Everything we ate had, it transpired, a very common heritage. We began with half a dozen oysters with a mignonette sauce from Bahia Falsa before progressing to a piece of abalone, deep fried with parsley. Then quail, described as 'tic,tac,toe', served with kimchee made from local kelp before a piece of cultivated totoaba with a broth of its bones and a red-bean purée.
The common heritage, Solange was only too quick to point out, was that all the principal ingredients, except the local quail, come from the cold waters of the Pacific right on the restaurant's doorstep. 'It is just the ocean', she quickly responded to my compliments before going on to give a more scientific explanation: that it is the very deep shelves off Ensenada that are the first stop for the Humboldt current as it sweeps down from chilly Alaska and conveniently provide so much impeccable fresh and prized fish and shellfish.

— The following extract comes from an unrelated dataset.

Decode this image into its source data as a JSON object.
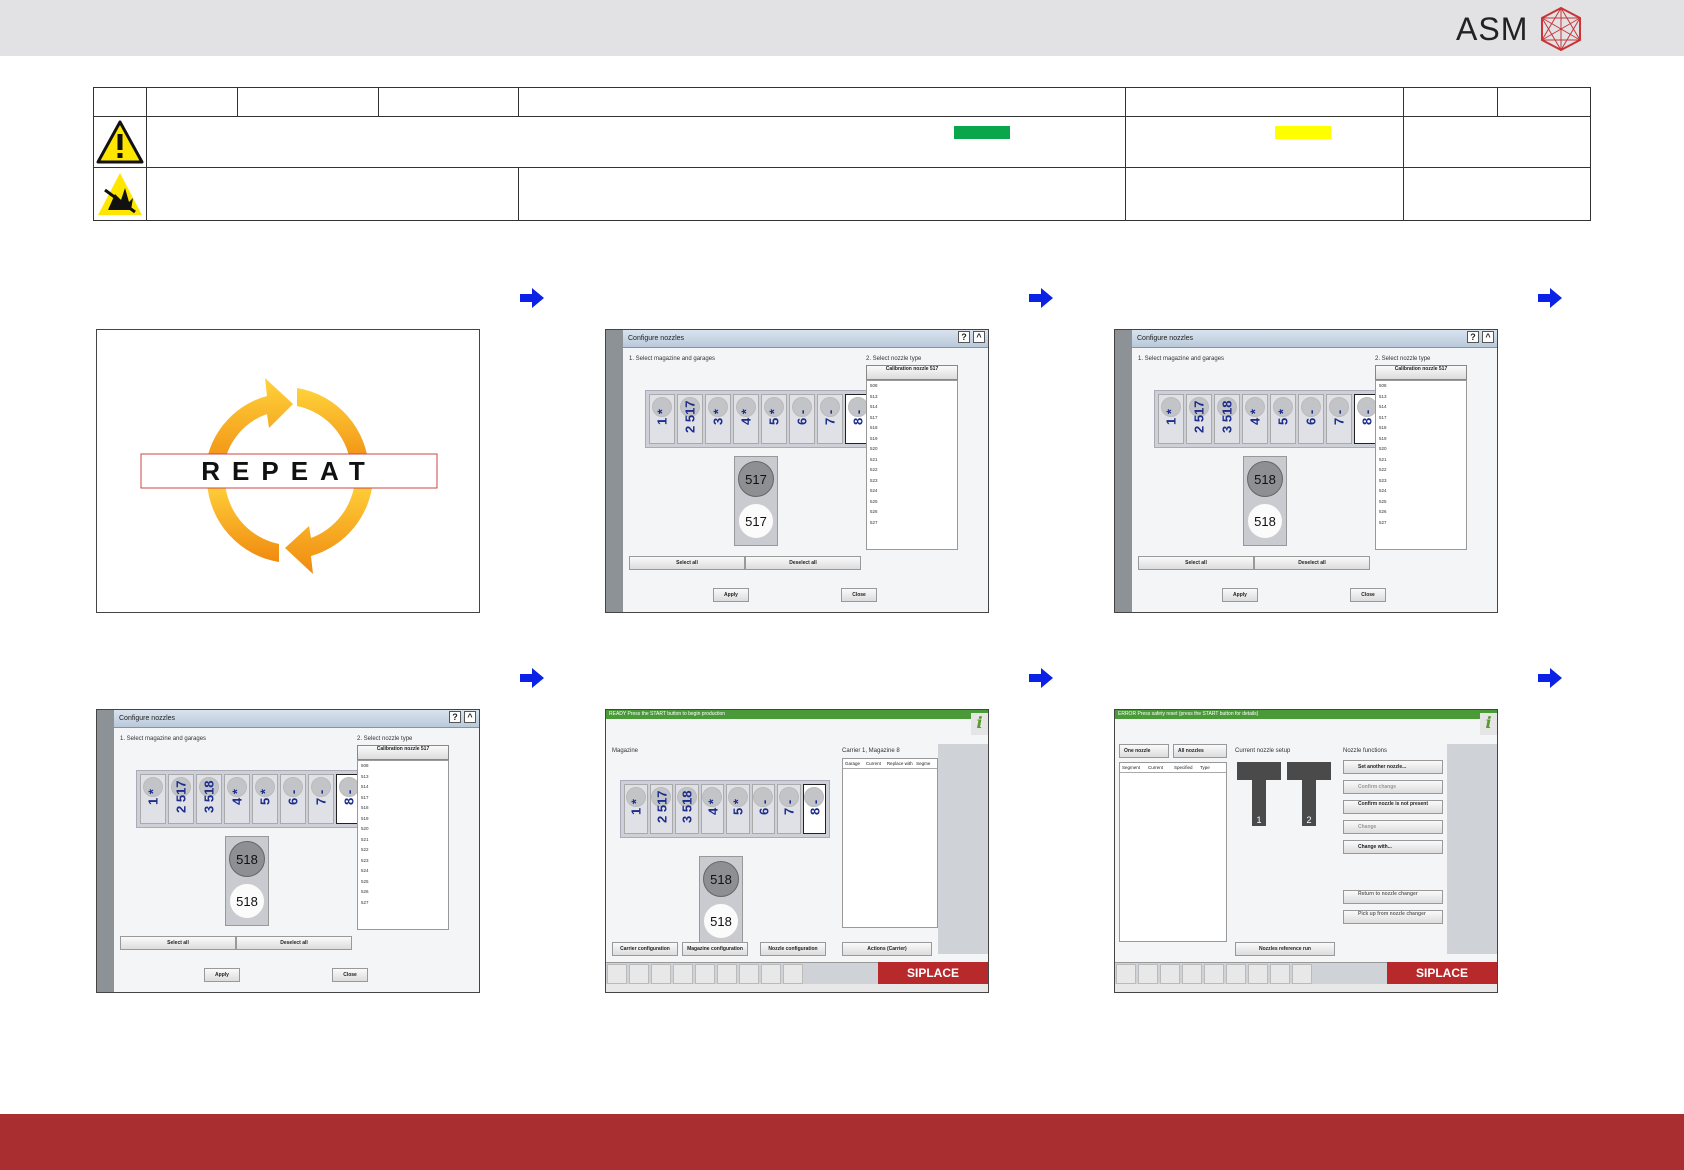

Perhaps the only missing ingredient in all that Manzanilla has to offer is a view of nature, but the views were an obvious attraction that lured American chef Drew Deckman to open his restaurant at the El Mogor winery, a 25-kilometre drive away into the hills of the Guadalupe Valley.

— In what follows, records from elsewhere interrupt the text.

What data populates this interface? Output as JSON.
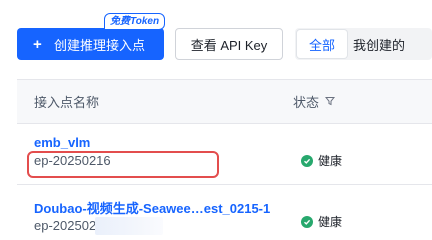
{
  "toolbar": {
    "create_label": "创建推理接入点",
    "create_icon": "plus-icon",
    "free_badge": "免费Token",
    "api_key_label": "查看 API Key",
    "filter_tabs": [
      "全部",
      "我创建的"
    ],
    "active_tab": "全部"
  },
  "table": {
    "headers": {
      "name": "接入点名称",
      "status": "状态"
    },
    "rows": [
      {
        "name": "emb_vlm",
        "id": "ep-20250216",
        "status": "健康",
        "status_icon": "check-circle-icon"
      },
      {
        "name": "Doubao-视频生成-Seawee…est_0215-1",
        "id": "ep-20250215",
        "status": "健康",
        "status_icon": "check-circle-icon"
      }
    ]
  },
  "colors": {
    "primary": "#1664ff",
    "healthy": "#27a86d",
    "highlight": "#e34d4d"
  }
}
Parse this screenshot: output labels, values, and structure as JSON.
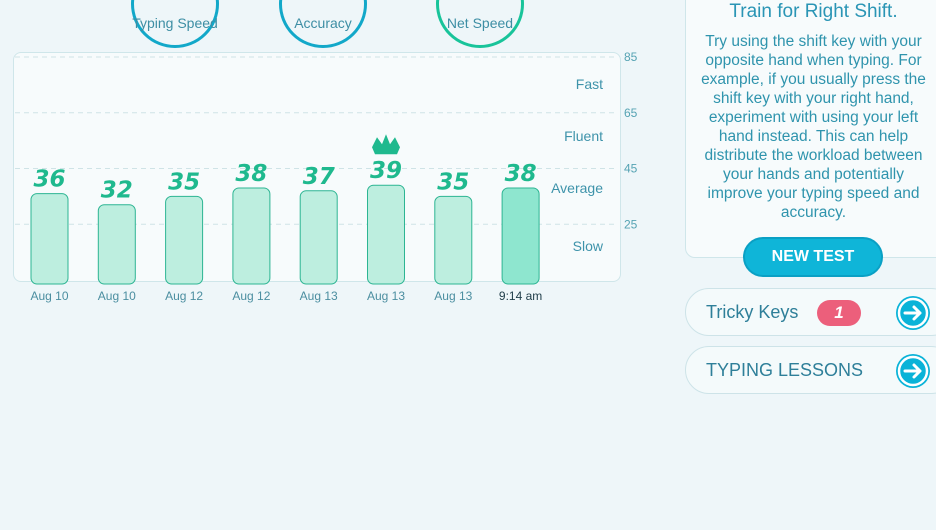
{
  "gauges": [
    {
      "label": "Typing Speed"
    },
    {
      "label": "Accuracy"
    },
    {
      "label": "Net Speed"
    }
  ],
  "chart_data": {
    "type": "bar",
    "categories": [
      "Aug 10",
      "Aug 10",
      "Aug 12",
      "Aug 12",
      "Aug 13",
      "Aug 13",
      "Aug 13",
      "9:14 am"
    ],
    "values": [
      36,
      32,
      35,
      38,
      37,
      39,
      35,
      38
    ],
    "ylim": [
      5,
      85
    ],
    "yticks": [
      85,
      65,
      45,
      25
    ],
    "zones": [
      "Fast",
      "Fluent",
      "Average",
      "Slow"
    ],
    "best_index": 5,
    "grid": true
  },
  "tip": {
    "title": "Train for Right Shift.",
    "text": "Try using the shift key with your opposite hand when typing. For example, if you usually press the shift key with your right hand, experiment with using your left hand instead. This can help distribute the workload between your hands and potentially improve your typing speed and accuracy."
  },
  "new_test_label": "NEW TEST",
  "tricky_keys": {
    "label": "Tricky Keys",
    "count": "1"
  },
  "typing_lessons_label": "TYPING LESSONS",
  "colors": {
    "accent": "#0fb5d8",
    "bar": "#bdeedf",
    "value": "#1fb98e",
    "badge": "#ec5f7b"
  }
}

Deckman, an American, was initially drawn to this part of the world 12 years ago because his other job used to be as a fisherman. But then his impressive cooking credentials re-emerged, including spells under Paul Bocuse in France and for the Four Seasons Hotel in Berlin, and two years ago he opened here. Now with a Mexican wife, and a baby daughter Mathilde, it would seem that Deckman's travelling days are somewhat constrained.
Instead, he has created his version of a restaurant and kitchen heaven. In a climate were rain is fairly restricted, most of the tables are either outside or under the shade of trees, which provide cover for some tables. Blankets are provided for those with sensitive knees. We sat outside, looking over vineyards, a dusty road and a dramatic sunset, kept warm by the heat of the nearby kitchen.
This contains several wood-burning grills, which, when we arrived, looked like a combination of medieval torture equipment with smoke billowing out from underneath. Deckman deftly brought these under control and the fun began.
First up was a tasting of two different oysters, a kumamoto and a kumiai, both enhanced with some salty samphire. Then came a ceviche of sea bass, chilis and diced egg white and then a great dish, a cucumber consommé topped with pieces of yellow tail and goose barnacles and slices of apple. We finished with roasted bone marrow and sea salt, a dish that I have enjoyed many times particularly at St John restaurant in London's Farringdon but never before in such an exciting, outdoor location.
Manzanilla Avenue Teniente José Azueta, 139 Recinto Portuario, 22800 Enseneda; tel +52 646 175 7073
Deckman's En El Mogor Carretera Ensenada-Tecate km 85.5, San Antonio de Las Minas, 22766 Valle de Guadalupe; tel +52 1 646 188 3960